__Data records for software interfaces__:
Content starts

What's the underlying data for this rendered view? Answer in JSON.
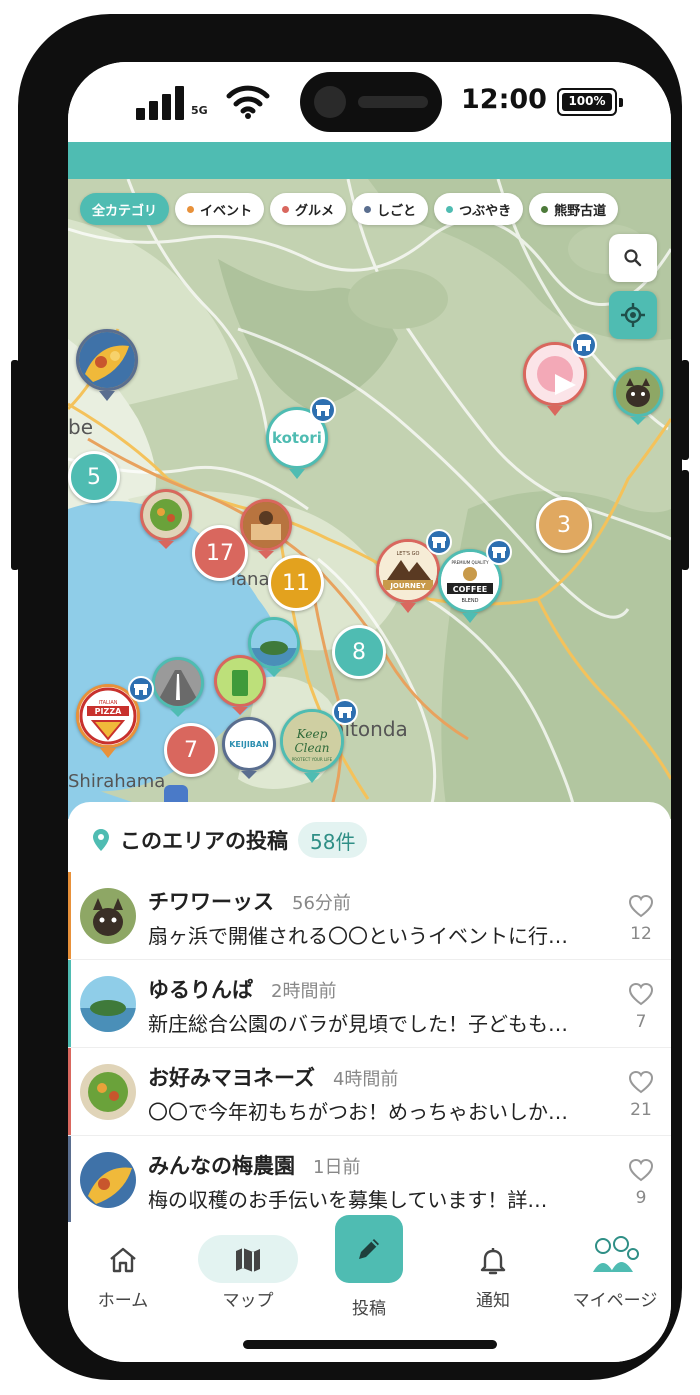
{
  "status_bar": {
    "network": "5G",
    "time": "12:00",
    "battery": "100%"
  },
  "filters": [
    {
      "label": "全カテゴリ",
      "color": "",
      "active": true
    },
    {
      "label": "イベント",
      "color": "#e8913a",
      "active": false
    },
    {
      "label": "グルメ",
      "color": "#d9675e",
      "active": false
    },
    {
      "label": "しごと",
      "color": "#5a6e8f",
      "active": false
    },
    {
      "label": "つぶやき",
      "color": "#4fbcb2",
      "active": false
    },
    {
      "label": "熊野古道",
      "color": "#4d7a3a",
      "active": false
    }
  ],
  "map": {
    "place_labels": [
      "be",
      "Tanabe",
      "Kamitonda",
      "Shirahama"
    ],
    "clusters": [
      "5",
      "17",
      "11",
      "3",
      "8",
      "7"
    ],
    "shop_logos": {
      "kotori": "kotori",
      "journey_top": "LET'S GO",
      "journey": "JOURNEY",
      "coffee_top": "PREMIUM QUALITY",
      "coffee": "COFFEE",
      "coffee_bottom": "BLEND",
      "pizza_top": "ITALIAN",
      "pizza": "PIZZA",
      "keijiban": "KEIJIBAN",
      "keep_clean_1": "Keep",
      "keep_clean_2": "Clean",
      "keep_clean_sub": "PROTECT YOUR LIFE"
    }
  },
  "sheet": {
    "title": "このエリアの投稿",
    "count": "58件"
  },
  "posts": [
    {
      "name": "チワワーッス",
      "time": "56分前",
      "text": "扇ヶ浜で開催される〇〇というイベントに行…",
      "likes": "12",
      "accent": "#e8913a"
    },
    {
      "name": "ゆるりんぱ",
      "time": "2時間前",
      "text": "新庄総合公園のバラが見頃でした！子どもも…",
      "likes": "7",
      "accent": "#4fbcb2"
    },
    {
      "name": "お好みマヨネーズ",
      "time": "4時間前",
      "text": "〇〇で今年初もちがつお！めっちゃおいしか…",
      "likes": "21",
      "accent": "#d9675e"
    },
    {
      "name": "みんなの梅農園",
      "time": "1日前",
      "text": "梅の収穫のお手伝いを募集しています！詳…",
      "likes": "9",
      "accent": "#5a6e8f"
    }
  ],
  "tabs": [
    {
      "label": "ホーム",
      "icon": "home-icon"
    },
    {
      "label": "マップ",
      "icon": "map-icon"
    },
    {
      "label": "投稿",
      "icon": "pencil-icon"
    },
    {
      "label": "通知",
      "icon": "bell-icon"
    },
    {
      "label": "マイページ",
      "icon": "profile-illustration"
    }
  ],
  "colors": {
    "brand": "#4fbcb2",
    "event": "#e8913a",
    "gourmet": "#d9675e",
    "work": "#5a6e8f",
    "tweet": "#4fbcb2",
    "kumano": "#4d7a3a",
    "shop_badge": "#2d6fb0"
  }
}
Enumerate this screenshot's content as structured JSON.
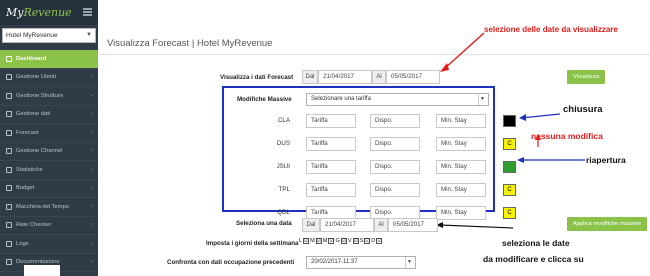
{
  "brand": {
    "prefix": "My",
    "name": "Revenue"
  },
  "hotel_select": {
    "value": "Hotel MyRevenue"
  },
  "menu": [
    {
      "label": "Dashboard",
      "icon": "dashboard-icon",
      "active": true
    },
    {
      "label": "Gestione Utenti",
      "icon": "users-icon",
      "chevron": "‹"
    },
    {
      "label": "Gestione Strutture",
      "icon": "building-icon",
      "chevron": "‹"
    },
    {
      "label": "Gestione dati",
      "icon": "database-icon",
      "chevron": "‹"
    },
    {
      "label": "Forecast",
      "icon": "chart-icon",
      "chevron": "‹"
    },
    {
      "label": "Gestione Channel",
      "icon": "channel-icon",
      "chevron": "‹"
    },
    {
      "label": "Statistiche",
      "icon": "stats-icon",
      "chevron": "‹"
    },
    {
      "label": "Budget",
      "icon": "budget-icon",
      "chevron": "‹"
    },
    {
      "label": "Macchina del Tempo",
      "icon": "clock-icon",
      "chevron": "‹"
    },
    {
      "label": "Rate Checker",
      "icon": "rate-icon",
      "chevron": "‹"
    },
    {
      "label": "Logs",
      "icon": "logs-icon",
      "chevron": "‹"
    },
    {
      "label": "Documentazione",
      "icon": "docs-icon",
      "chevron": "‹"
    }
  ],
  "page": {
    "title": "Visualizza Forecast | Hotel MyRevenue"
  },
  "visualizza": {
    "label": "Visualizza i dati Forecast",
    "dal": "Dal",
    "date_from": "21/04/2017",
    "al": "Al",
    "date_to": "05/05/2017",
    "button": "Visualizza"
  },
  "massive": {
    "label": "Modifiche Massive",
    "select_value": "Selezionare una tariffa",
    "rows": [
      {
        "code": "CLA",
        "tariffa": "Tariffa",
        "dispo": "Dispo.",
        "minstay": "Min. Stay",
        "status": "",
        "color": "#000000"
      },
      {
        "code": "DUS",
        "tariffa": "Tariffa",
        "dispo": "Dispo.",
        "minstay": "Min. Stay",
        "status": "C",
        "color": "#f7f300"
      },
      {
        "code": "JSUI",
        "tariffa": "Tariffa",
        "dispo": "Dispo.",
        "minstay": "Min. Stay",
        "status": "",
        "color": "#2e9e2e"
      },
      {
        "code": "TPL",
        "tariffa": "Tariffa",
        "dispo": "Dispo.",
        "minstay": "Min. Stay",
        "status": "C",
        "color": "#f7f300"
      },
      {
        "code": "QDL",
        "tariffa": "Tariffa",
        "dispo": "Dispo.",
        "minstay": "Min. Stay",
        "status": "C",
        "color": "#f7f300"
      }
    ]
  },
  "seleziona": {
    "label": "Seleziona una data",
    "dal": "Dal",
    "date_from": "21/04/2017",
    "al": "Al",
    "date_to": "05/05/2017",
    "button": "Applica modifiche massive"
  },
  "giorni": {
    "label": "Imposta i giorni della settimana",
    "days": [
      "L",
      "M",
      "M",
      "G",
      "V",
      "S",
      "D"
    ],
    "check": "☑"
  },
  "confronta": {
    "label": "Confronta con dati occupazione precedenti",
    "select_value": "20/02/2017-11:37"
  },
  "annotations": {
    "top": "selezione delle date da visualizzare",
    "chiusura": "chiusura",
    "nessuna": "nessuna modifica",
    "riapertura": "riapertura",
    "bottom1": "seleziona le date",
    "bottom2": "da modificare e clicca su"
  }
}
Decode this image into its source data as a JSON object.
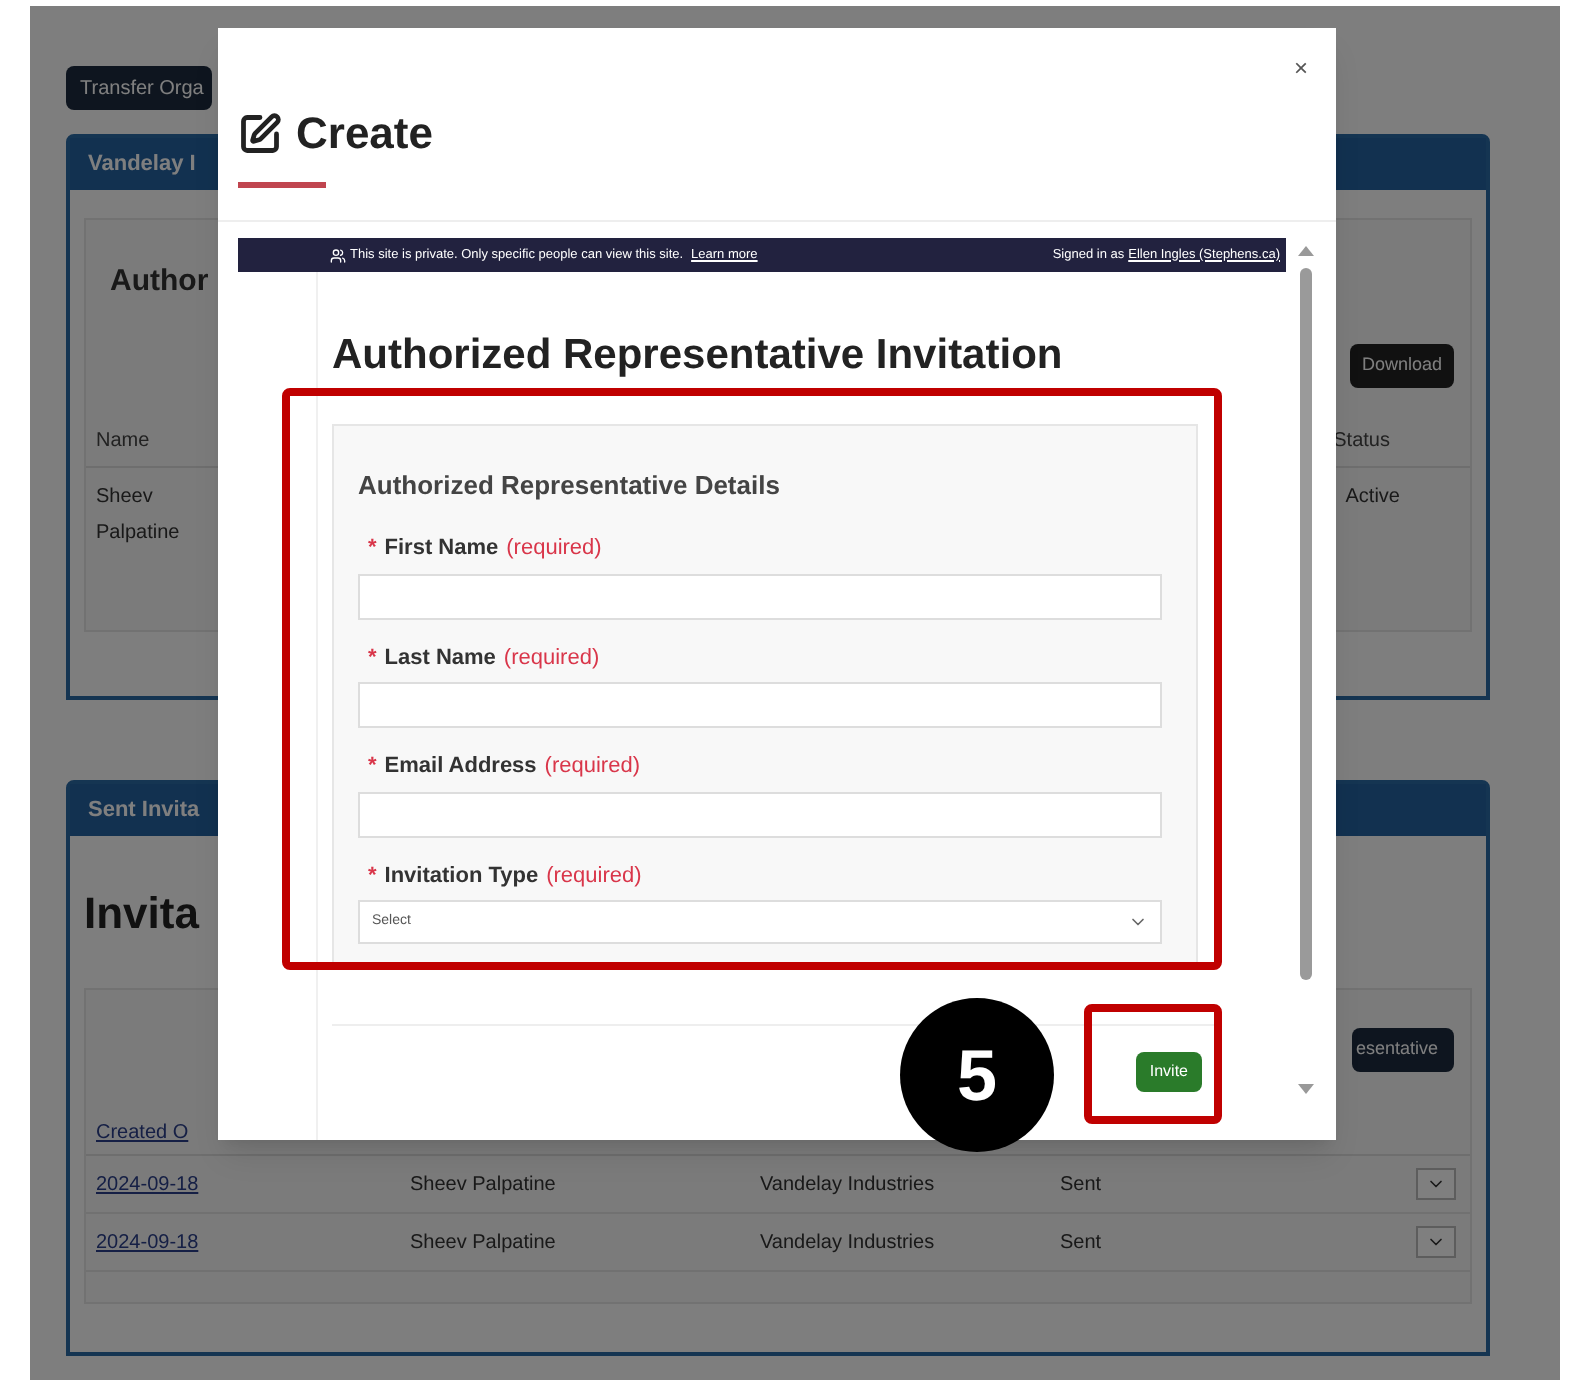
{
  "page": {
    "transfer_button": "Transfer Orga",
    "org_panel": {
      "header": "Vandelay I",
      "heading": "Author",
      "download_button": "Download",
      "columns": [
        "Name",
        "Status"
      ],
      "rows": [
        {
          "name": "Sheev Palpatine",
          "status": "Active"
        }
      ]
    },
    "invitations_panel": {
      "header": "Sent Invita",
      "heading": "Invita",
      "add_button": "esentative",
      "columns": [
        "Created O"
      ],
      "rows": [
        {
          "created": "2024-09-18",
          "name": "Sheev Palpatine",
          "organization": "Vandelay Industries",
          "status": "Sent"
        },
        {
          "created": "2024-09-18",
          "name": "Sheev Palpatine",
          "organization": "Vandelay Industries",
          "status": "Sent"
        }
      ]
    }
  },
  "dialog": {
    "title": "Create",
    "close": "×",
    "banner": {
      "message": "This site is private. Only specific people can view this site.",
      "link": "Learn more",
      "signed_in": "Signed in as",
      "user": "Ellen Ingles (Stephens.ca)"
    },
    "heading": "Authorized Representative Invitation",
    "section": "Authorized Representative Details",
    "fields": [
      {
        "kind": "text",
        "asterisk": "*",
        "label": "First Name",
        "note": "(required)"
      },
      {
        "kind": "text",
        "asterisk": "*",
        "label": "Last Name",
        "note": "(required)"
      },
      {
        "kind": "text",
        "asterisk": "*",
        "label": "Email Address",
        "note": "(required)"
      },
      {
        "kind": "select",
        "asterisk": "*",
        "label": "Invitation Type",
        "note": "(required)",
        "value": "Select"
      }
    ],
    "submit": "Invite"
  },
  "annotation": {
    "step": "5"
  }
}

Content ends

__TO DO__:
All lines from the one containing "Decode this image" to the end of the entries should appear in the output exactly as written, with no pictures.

__SOLUTION TO THIS TASK__:
Decode this image into its source data as a JSON object.
{
  "page": {
    "transfer_button": "Transfer Orga",
    "org_panel": {
      "header": "Vandelay I",
      "heading": "Author",
      "download_button": "Download",
      "columns": [
        "Name",
        "Status"
      ],
      "rows": [
        {
          "name": "Sheev Palpatine",
          "status": "Active"
        }
      ]
    },
    "invitations_panel": {
      "header": "Sent Invita",
      "heading": "Invita",
      "add_button": "esentative",
      "columns": [
        "Created O"
      ],
      "rows": [
        {
          "created": "2024-09-18",
          "name": "Sheev Palpatine",
          "organization": "Vandelay Industries",
          "status": "Sent"
        },
        {
          "created": "2024-09-18",
          "name": "Sheev Palpatine",
          "organization": "Vandelay Industries",
          "status": "Sent"
        }
      ]
    }
  },
  "dialog": {
    "title": "Create",
    "close": "×",
    "banner": {
      "message": "This site is private. Only specific people can view this site.",
      "link": "Learn more",
      "signed_in": "Signed in as",
      "user": "Ellen Ingles (Stephens.ca)"
    },
    "heading": "Authorized Representative Invitation",
    "section": "Authorized Representative Details",
    "fields": [
      {
        "kind": "text",
        "asterisk": "*",
        "label": "First Name",
        "note": "(required)"
      },
      {
        "kind": "text",
        "asterisk": "*",
        "label": "Last Name",
        "note": "(required)"
      },
      {
        "kind": "text",
        "asterisk": "*",
        "label": "Email Address",
        "note": "(required)"
      },
      {
        "kind": "select",
        "asterisk": "*",
        "label": "Invitation Type",
        "note": "(required)",
        "value": "Select"
      }
    ],
    "submit": "Invite"
  },
  "annotation": {
    "step": "5"
  }
}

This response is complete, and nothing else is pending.